- _Directions_: Leave out the pictures. Return every record otherwise untouched.

[Collected data entries]
________________________________________
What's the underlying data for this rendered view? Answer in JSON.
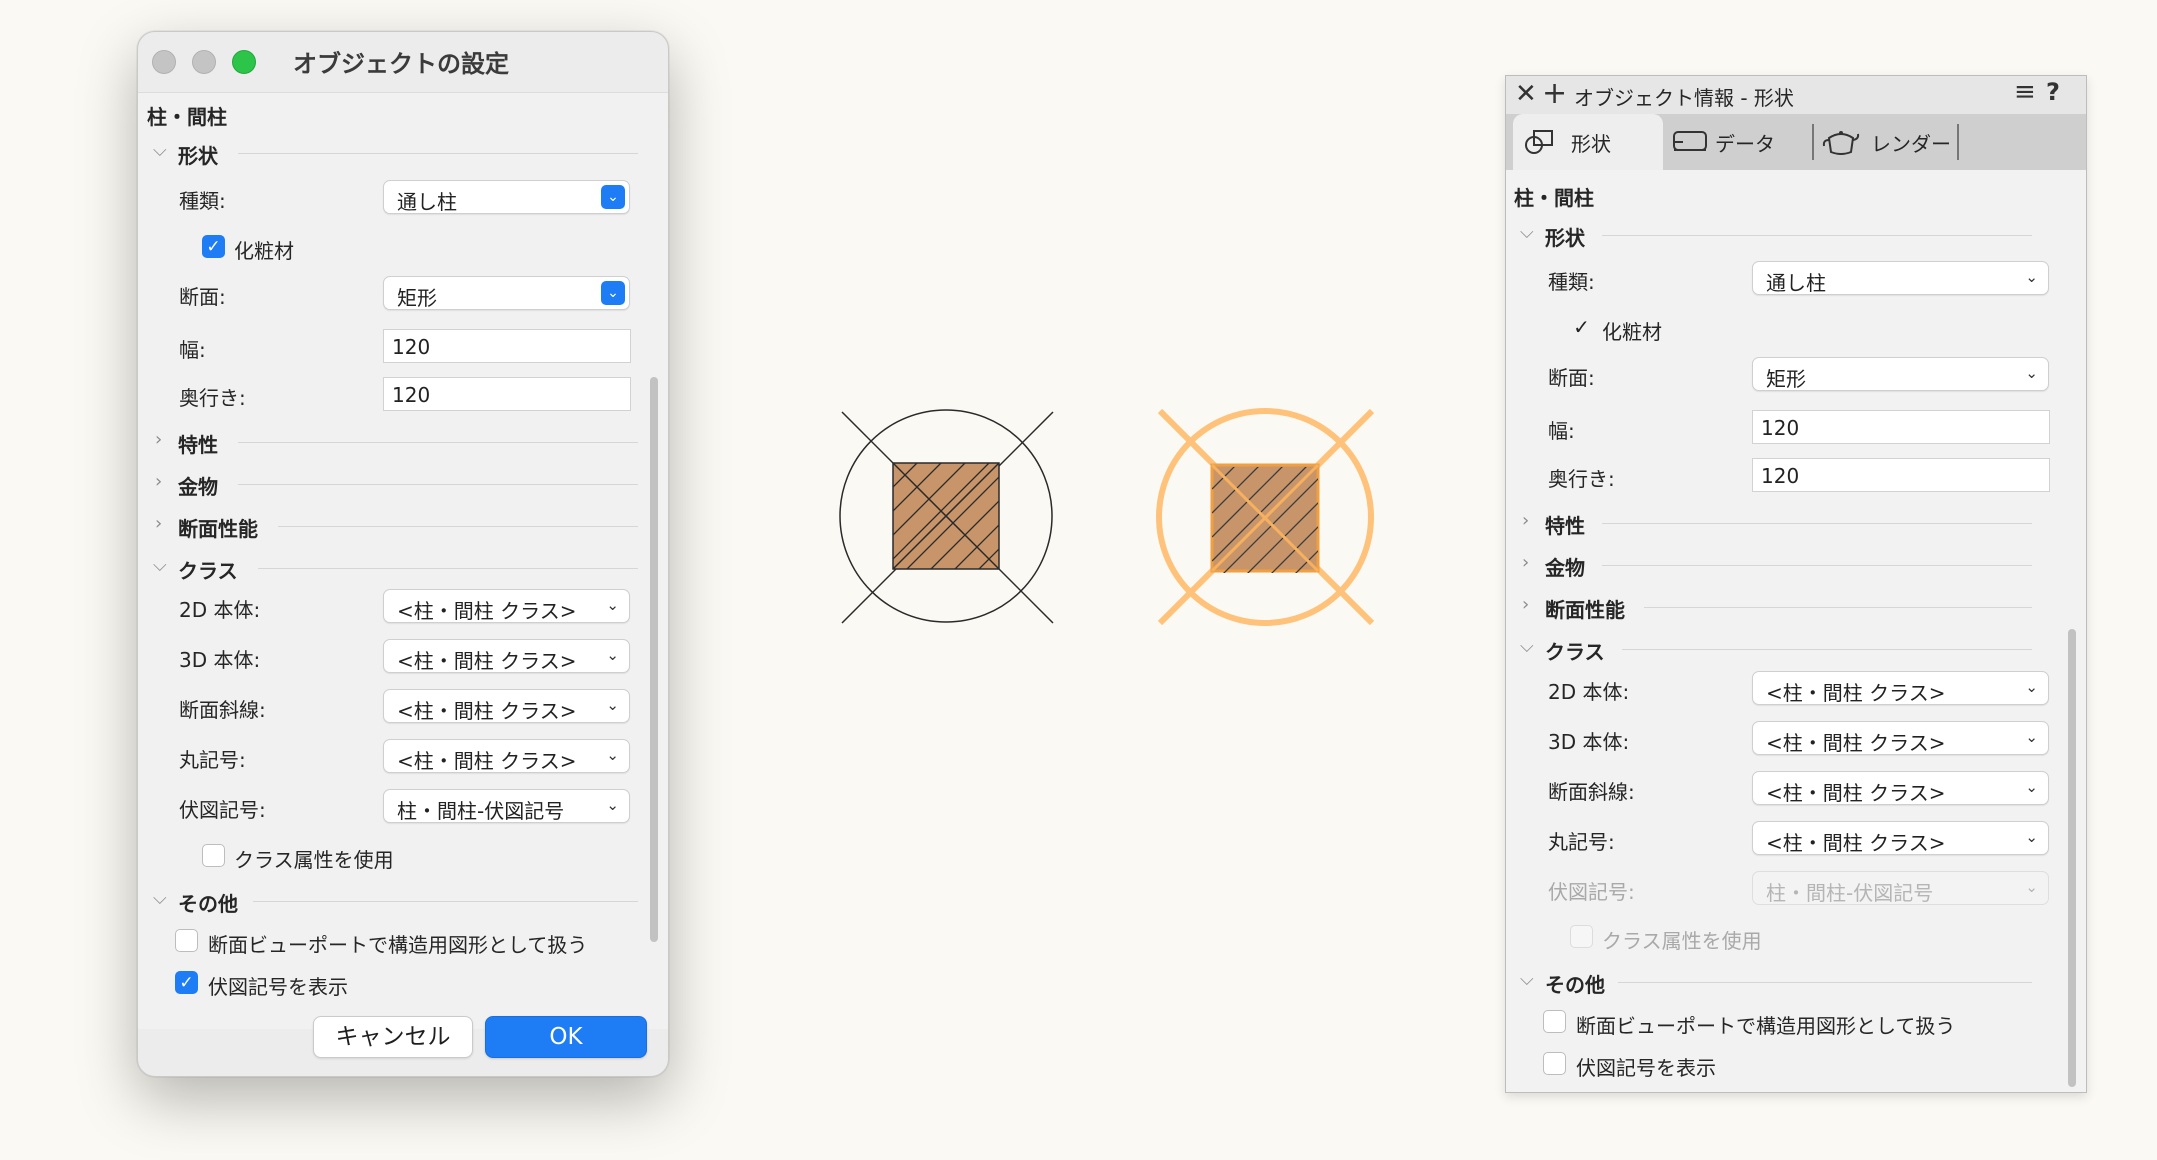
{
  "dialog": {
    "title": "オブジェクトの設定",
    "object_type": "柱・間柱",
    "sections": {
      "shape": "形状",
      "properties": "特性",
      "hardware": "金物",
      "section_performance": "断面性能",
      "class": "クラス",
      "other": "その他"
    },
    "fields": {
      "type_label": "種類:",
      "type_value": "通し柱",
      "finish_label": "化粧材",
      "section_label": "断面:",
      "section_value": "矩形",
      "width_label": "幅:",
      "width_value": "120",
      "depth_label": "奥行き:",
      "depth_value": "120"
    },
    "class_fields": [
      {
        "label": "2D 本体:",
        "value": "<柱・間柱 クラス>"
      },
      {
        "label": "3D 本体:",
        "value": "<柱・間柱 クラス>"
      },
      {
        "label": "断面斜線:",
        "value": "<柱・間柱 クラス>"
      },
      {
        "label": "丸記号:",
        "value": "<柱・間柱 クラス>"
      },
      {
        "label": "伏図記号:",
        "value": "柱・間柱-伏図記号"
      }
    ],
    "use_class_attr": "クラス属性を使用",
    "other_options": {
      "structural": "断面ビューポートで構造用図形として扱う",
      "show_plan_symbol": "伏図記号を表示"
    },
    "buttons": {
      "cancel": "キャンセル",
      "ok": "OK"
    }
  },
  "panel": {
    "title": "オブジェクト情報 - 形状",
    "tabs": [
      "形状",
      "データ",
      "レンダー"
    ],
    "object_type": "柱・間柱",
    "sections": {
      "shape": "形状",
      "properties": "特性",
      "hardware": "金物",
      "section_performance": "断面性能",
      "class": "クラス",
      "other": "その他"
    },
    "fields": {
      "type_label": "種類:",
      "type_value": "通し柱",
      "finish_label": "化粧材",
      "section_label": "断面:",
      "section_value": "矩形",
      "width_label": "幅:",
      "width_value": "120",
      "depth_label": "奥行き:",
      "depth_value": "120"
    },
    "class_fields": [
      {
        "label": "2D 本体:",
        "value": "<柱・間柱 クラス>"
      },
      {
        "label": "3D 本体:",
        "value": "<柱・間柱 クラス>"
      },
      {
        "label": "断面斜線:",
        "value": "<柱・間柱 クラス>"
      },
      {
        "label": "丸記号:",
        "value": "<柱・間柱 クラス>"
      },
      {
        "label": "伏図記号:",
        "value": "柱・間柱-伏図記号"
      }
    ],
    "use_class_attr": "クラス属性を使用",
    "other_options": {
      "structural": "断面ビューポートで構造用図形として扱う",
      "show_plan_symbol": "伏図記号を表示"
    }
  },
  "colors": {
    "accent": "#1e7cf4",
    "column_fill": "#c8956a",
    "highlight": "#ffc27a"
  }
}
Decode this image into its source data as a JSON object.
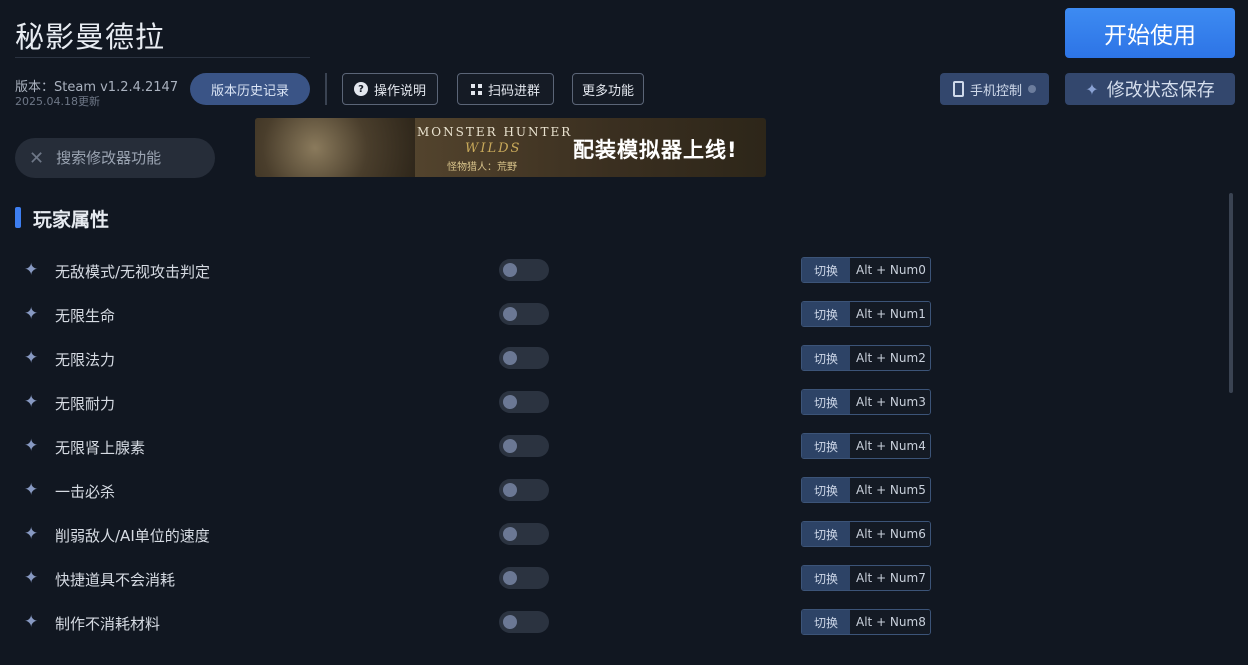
{
  "app": {
    "title": "秘影曼德拉",
    "start_label": "开始使用",
    "version_label": "版本：Steam v1.2.4.2147",
    "version_date": "2025.04.18更新"
  },
  "toolbar": {
    "history_label": "版本历史记录",
    "guide_label": "操作说明",
    "guide_icon": "question-icon",
    "scan_label": "扫码进群",
    "scan_icon": "qr-icon",
    "more_label": "更多功能",
    "phone_label": "手机控制",
    "save_label": "修改状态保存"
  },
  "search": {
    "placeholder": "搜索修改器功能"
  },
  "banner": {
    "logo_line1": "MONSTER HUNTER",
    "logo_line2": "WILDS",
    "logo_line3": "怪物猎人：荒野",
    "slogan": "配装模拟器上线!"
  },
  "section": {
    "title": "玩家属性"
  },
  "colors": {
    "accent": "#3d7ef0",
    "background": "#111721",
    "primary_button": "#2d74e6",
    "secondary_button": "#33476d"
  },
  "features": [
    {
      "label": "无敌模式/无视攻击判定",
      "action": "切换",
      "key": "Alt + Num0",
      "enabled": false
    },
    {
      "label": "无限生命",
      "action": "切换",
      "key": "Alt + Num1",
      "enabled": false
    },
    {
      "label": "无限法力",
      "action": "切换",
      "key": "Alt + Num2",
      "enabled": false
    },
    {
      "label": "无限耐力",
      "action": "切换",
      "key": "Alt + Num3",
      "enabled": false
    },
    {
      "label": "无限肾上腺素",
      "action": "切换",
      "key": "Alt + Num4",
      "enabled": false
    },
    {
      "label": "一击必杀",
      "action": "切换",
      "key": "Alt + Num5",
      "enabled": false
    },
    {
      "label": "削弱敌人/AI单位的速度",
      "action": "切换",
      "key": "Alt + Num6",
      "enabled": false
    },
    {
      "label": "快捷道具不会消耗",
      "action": "切换",
      "key": "Alt + Num7",
      "enabled": false
    },
    {
      "label": "制作不消耗材料",
      "action": "切换",
      "key": "Alt + Num8",
      "enabled": false
    }
  ]
}
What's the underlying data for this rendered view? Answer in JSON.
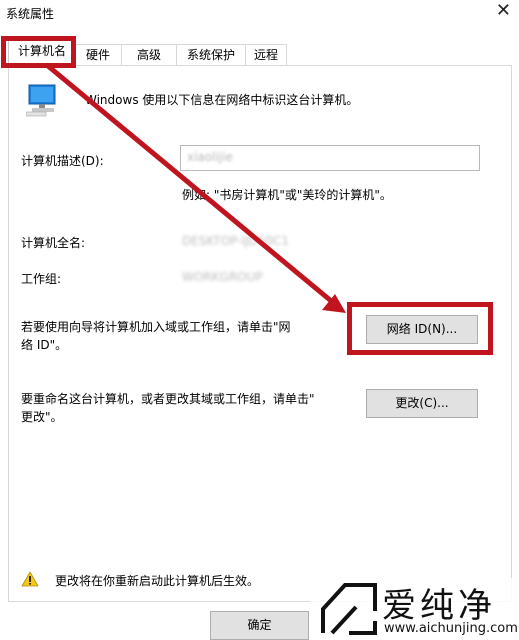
{
  "window": {
    "title": "系统属性"
  },
  "tabs": [
    "计算机名",
    "硬件",
    "高级",
    "系统保护",
    "远程"
  ],
  "intro": "Windows 使用以下信息在网络中标识这台计算机。",
  "description": {
    "label": "计算机描述(D):",
    "value": "xiaolijie",
    "hint": "例如: \"书房计算机\"或\"美玲的计算机\"。"
  },
  "full_name": {
    "label": "计算机全名:",
    "value": "DESKTOP-IJDS0C1"
  },
  "workgroup": {
    "label": "工作组:",
    "value": "WORKGROUP"
  },
  "network_id": {
    "text_line1": "若要使用向导将计算机加入域或工作组，请单击\"网",
    "text_line2": "络 ID\"。",
    "button": "网络 ID(N)..."
  },
  "rename": {
    "text_line1": "要重命名这台计算机，或者更改其域或工作组，请单击\"",
    "text_line2": "更改\"。",
    "button": "更改(C)..."
  },
  "warning": "更改将在你重新启动此计算机后生效。",
  "footer": {
    "ok": "确定"
  },
  "watermark": {
    "brand": "爱纯净",
    "url": "www.aichunjing.com"
  },
  "colors": {
    "highlight": "#c0141f"
  }
}
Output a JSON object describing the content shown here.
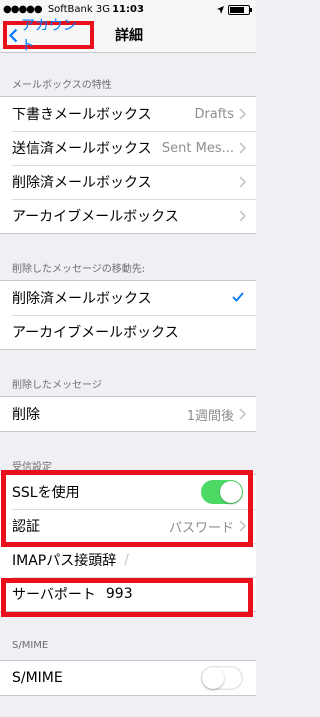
{
  "status": {
    "carrier": "SoftBank",
    "network": "3G",
    "time": "11:03"
  },
  "nav": {
    "back_label": "アカウント",
    "title": "詳細"
  },
  "sections": {
    "mailbox": {
      "header": "メールボックスの特性",
      "rows": [
        {
          "label": "下書きメールボックス",
          "value": "Drafts"
        },
        {
          "label": "送信済メールボックス",
          "value": "Sent Mes..."
        },
        {
          "label": "削除済メールボックス",
          "value": ""
        },
        {
          "label": "アーカイブメールボックス",
          "value": ""
        }
      ]
    },
    "move_deleted": {
      "header": "削除したメッセージの移動先:",
      "rows": [
        {
          "label": "削除済メールボックス",
          "selected": true
        },
        {
          "label": "アーカイブメールボックス",
          "selected": false
        }
      ]
    },
    "deleted_msgs": {
      "header": "削除したメッセージ",
      "rows": [
        {
          "label": "削除",
          "value": "1週間後"
        }
      ]
    },
    "incoming": {
      "header": "受信設定",
      "ssl_label": "SSLを使用",
      "ssl_on": true,
      "auth_label": "認証",
      "auth_value": "パスワード",
      "imap_label": "IMAPパス接頭辞",
      "imap_value": "/",
      "port_label": "サーバポート",
      "port_value": "993"
    },
    "smime": {
      "header": "S/MIME",
      "label": "S/MIME",
      "on": false
    }
  },
  "colors": {
    "accent": "#007aff",
    "toggle_on": "#4cd964",
    "highlight": "#e8101a"
  }
}
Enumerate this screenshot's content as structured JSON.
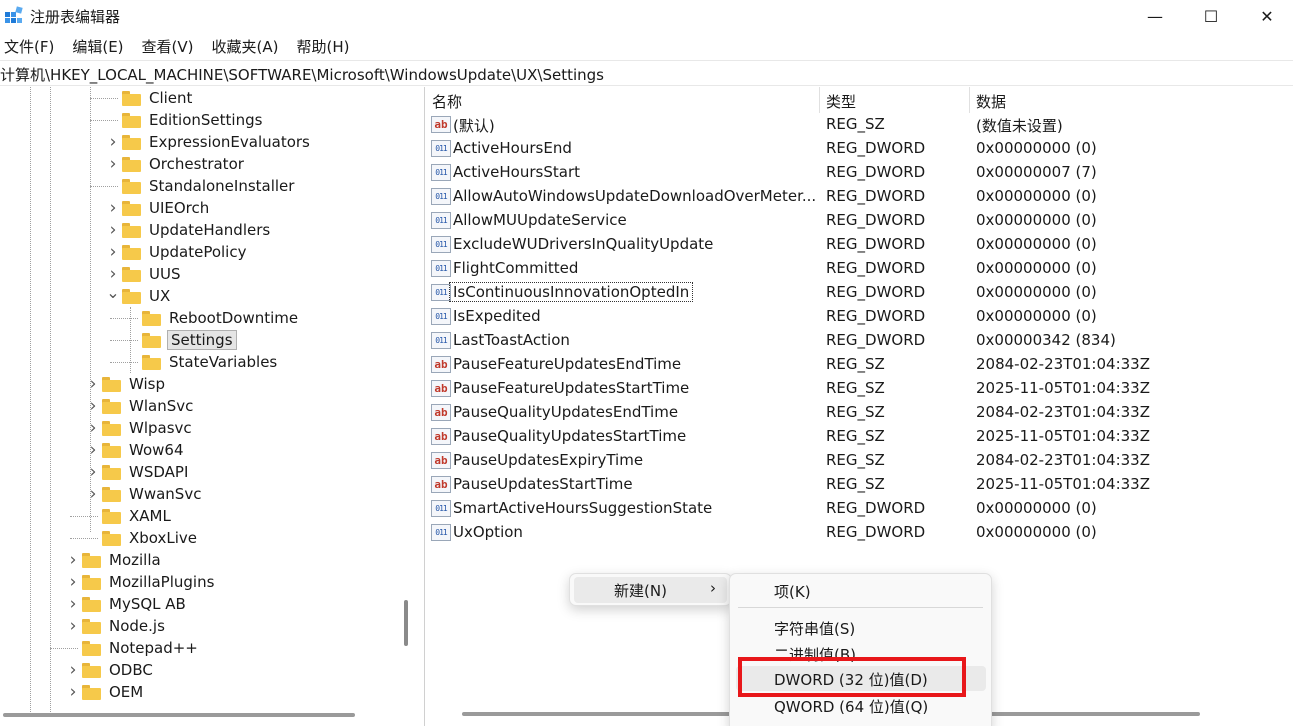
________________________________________
- _Answer to the exercise_:
What's the underlying data for this rendered view? Answer in JSON.
{
  "dialog": {
    "title": "オブジェクトの設定",
    "object_type": "柱・間柱",
    "sections": {
      "shape": "形状",
      "properties": "特性",
      "hardware": "金物",
      "section_performance": "断面性能",
      "class": "クラス",
      "other": "その他"
    },
    "fields": {
      "type_label": "種類:",
      "type_value": "通し柱",
      "finish_label": "化粧材",
      "section_label": "断面:",
      "section_value": "矩形",
      "width_label": "幅:",
      "width_value": "120",
      "depth_label": "奥行き:",
      "depth_value": "120"
    },
    "class_fields": [
      {
        "label": "2D 本体:",
        "value": "<柱・間柱 クラス>"
      },
      {
        "label": "3D 本体:",
        "value": "<柱・間柱 クラス>"
      },
      {
        "label": "断面斜線:",
        "value": "<柱・間柱 クラス>"
      },
      {
        "label": "丸記号:",
        "value": "<柱・間柱 クラス>"
      },
      {
        "label": "伏図記号:",
        "value": "柱・間柱-伏図記号"
      }
    ],
    "use_class_attr": "クラス属性を使用",
    "other_options": {
      "structural": "断面ビューポートで構造用図形として扱う",
      "show_plan_symbol": "伏図記号を表示"
    },
    "buttons": {
      "cancel": "キャンセル",
      "ok": "OK"
    }
  },
  "panel": {
    "title": "オブジェクト情報 - 形状",
    "tabs": [
      "形状",
      "データ",
      "レンダー"
    ],
    "object_type": "柱・間柱",
    "sections": {
      "shape": "形状",
      "properties": "特性",
      "hardware": "金物",
      "section_performance": "断面性能",
      "class": "クラス",
      "other": "その他"
    },
    "fields": {
      "type_label": "種類:",
      "type_value": "通し柱",
      "finish_label": "化粧材",
      "section_label": "断面:",
      "section_value": "矩形",
      "width_label": "幅:",
      "width_value": "120",
      "depth_label": "奥行き:",
      "depth_value": "120"
    },
    "class_fields": [
      {
        "label": "2D 本体:",
        "value": "<柱・間柱 クラス>"
      },
      {
        "label": "3D 本体:",
        "value": "<柱・間柱 クラス>"
      },
      {
        "label": "断面斜線:",
        "value": "<柱・間柱 クラス>"
      },
      {
        "label": "丸記号:",
        "value": "<柱・間柱 クラス>"
      },
      {
        "label": "伏図記号:",
        "value": "柱・間柱-伏図記号"
      }
    ],
    "use_class_attr": "クラス属性を使用",
    "other_options": {
      "structural": "断面ビューポートで構造用図形として扱う",
      "show_plan_symbol": "伏図記号を表示"
    }
  },
  "colors": {
    "accent": "#1e7cf4",
    "column_fill": "#c8956a",
    "highlight": "#ffc27a"
  }
}
Decode this image into its source data as a JSON object.
{
  "app": {
    "title": "秘影曼德拉",
    "start_label": "开始使用",
    "version_label": "版本：Steam v1.2.4.2147",
    "version_date": "2025.04.18更新"
  },
  "toolbar": {
    "history_label": "版本历史记录",
    "guide_label": "操作说明",
    "guide_icon": "question-icon",
    "scan_label": "扫码进群",
    "scan_icon": "qr-icon",
    "more_label": "更多功能",
    "phone_label": "手机控制",
    "save_label": "修改状态保存"
  },
  "search": {
    "placeholder": "搜索修改器功能"
  },
  "banner": {
    "logo_line1": "MONSTER HUNTER",
    "logo_line2": "WILDS",
    "logo_line3": "怪物猎人：荒野",
    "slogan": "配装模拟器上线!"
  },
  "section": {
    "title": "玩家属性"
  },
  "colors": {
    "accent": "#3d7ef0",
    "background": "#111721",
    "primary_button": "#2d74e6",
    "secondary_button": "#33476d"
  },
  "features": [
    {
      "label": "无敌模式/无视攻击判定",
      "action": "切换",
      "key": "Alt + Num0",
      "enabled": false
    },
    {
      "label": "无限生命",
      "action": "切换",
      "key": "Alt + Num1",
      "enabled": false
    },
    {
      "label": "无限法力",
      "action": "切换",
      "key": "Alt + Num2",
      "enabled": false
    },
    {
      "label": "无限耐力",
      "action": "切换",
      "key": "Alt + Num3",
      "enabled": false
    },
    {
      "label": "无限肾上腺素",
      "action": "切换",
      "key": "Alt + Num4",
      "enabled": false
    },
    {
      "label": "一击必杀",
      "action": "切换",
      "key": "Alt + Num5",
      "enabled": false
    },
    {
      "label": "削弱敌人/AI单位的速度",
      "action": "切换",
      "key": "Alt + Num6",
      "enabled": false
    },
    {
      "label": "快捷道具不会消耗",
      "action": "切换",
      "key": "Alt + Num7",
      "enabled": false
    },
    {
      "label": "制作不消耗材料",
      "action": "切换",
      "key": "Alt + Num8",
      "enabled": false
    }
  ]
}
What's the underlying data for this rendered view? Answer in JSON.
{
  "window": {
    "title": "系统属性"
  },
  "tabs": [
    "计算机名",
    "硬件",
    "高级",
    "系统保护",
    "远程"
  ],
  "intro": "Windows 使用以下信息在网络中标识这台计算机。",
  "description": {
    "label": "计算机描述(D):",
    "value": "xiaolijie",
    "hint": "例如: \"书房计算机\"或\"美玲的计算机\"。"
  },
  "full_name": {
    "label": "计算机全名:",
    "value": "DESKTOP-IJDS0C1"
  },
  "workgroup": {
    "label": "工作组:",
    "value": "WORKGROUP"
  },
  "network_id": {
    "text_line1": "若要使用向导将计算机加入域或工作组，请单击\"网",
    "text_line2": "络 ID\"。",
    "button": "网络 ID(N)..."
  },
  "rename": {
    "text_line1": "要重命名这台计算机，或者更改其域或工作组，请单击\"",
    "text_line2": "更改\"。",
    "button": "更改(C)..."
  },
  "warning": "更改将在你重新启动此计算机后生效。",
  "footer": {
    "ok": "确定"
  },
  "watermark": {
    "brand": "爱纯净",
    "url": "www.aichunjing.com"
  },
  "colors": {
    "highlight": "#c0141f"
  }
}
Output a JSON object describing the content shown here.
{
  "status": {
    "carrier": "SoftBank",
    "network": "3G",
    "time": "11:03"
  },
  "nav": {
    "back_label": "アカウント",
    "title": "詳細"
  },
  "sections": {
    "mailbox": {
      "header": "メールボックスの特性",
      "rows": [
        {
          "label": "下書きメールボックス",
          "value": "Drafts"
        },
        {
          "label": "送信済メールボックス",
          "value": "Sent Mes..."
        },
        {
          "label": "削除済メールボックス",
          "value": ""
        },
        {
          "label": "アーカイブメールボックス",
          "value": ""
        }
      ]
    },
    "move_deleted": {
      "header": "削除したメッセージの移動先:",
      "rows": [
        {
          "label": "削除済メールボックス",
          "selected": true
        },
        {
          "label": "アーカイブメールボックス",
          "selected": false
        }
      ]
    },
    "deleted_msgs": {
      "header": "削除したメッセージ",
      "rows": [
        {
          "label": "削除",
          "value": "1週間後"
        }
      ]
    },
    "incoming": {
      "header": "受信設定",
      "ssl_label": "SSLを使用",
      "ssl_on": true,
      "auth_label": "認証",
      "auth_value": "パスワード",
      "imap_label": "IMAPパス接頭辞",
      "imap_value": "/",
      "port_label": "サーバポート",
      "port_value": "993"
    },
    "smime": {
      "header": "S/MIME",
      "label": "S/MIME",
      "on": false
    }
  },
  "colors": {
    "accent": "#007aff",
    "toggle_on": "#4cd964",
    "highlight": "#e8101a"
  }
}
Enumerate this screenshot's content as structured JSON.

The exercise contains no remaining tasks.